__REQUIRED WORK__: Looking at the listing below, how many lines include "Destination"? Answer with the number only.

__DATA LISTING__:
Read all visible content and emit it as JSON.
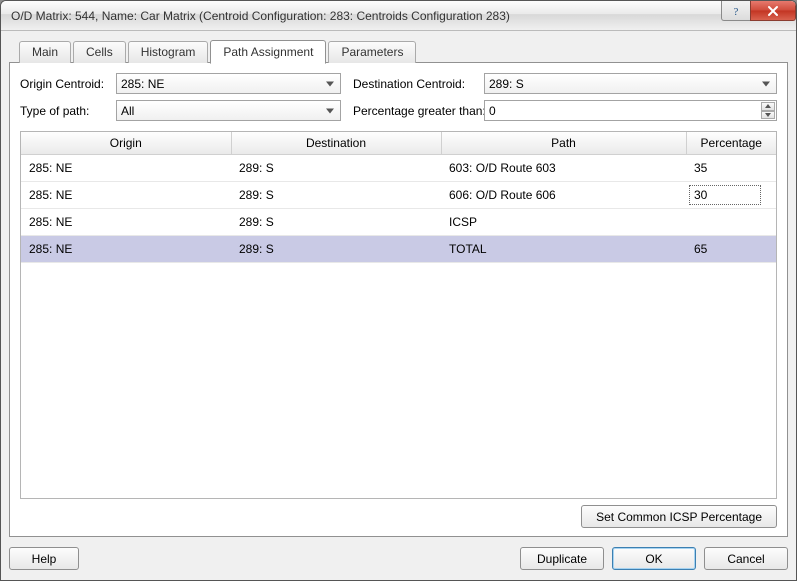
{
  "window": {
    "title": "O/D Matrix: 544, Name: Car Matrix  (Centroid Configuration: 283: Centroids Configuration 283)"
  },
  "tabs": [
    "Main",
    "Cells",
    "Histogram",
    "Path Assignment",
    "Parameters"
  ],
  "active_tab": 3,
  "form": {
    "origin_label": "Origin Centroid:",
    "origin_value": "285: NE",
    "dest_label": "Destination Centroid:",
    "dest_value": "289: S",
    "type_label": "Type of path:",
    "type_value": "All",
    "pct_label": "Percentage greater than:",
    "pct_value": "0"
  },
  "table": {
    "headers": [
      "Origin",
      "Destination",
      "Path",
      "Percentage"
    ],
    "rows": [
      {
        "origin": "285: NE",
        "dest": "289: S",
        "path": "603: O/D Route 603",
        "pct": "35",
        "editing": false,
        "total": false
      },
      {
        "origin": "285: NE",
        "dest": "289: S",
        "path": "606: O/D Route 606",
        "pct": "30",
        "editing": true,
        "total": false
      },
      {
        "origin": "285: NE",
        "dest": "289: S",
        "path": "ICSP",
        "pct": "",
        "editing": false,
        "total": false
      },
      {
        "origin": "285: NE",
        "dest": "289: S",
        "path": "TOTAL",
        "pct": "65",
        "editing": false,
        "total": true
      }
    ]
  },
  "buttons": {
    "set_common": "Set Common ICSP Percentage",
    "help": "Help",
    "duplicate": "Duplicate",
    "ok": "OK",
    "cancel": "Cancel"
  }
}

__ANSWER TO THIS PROBLEM__: 2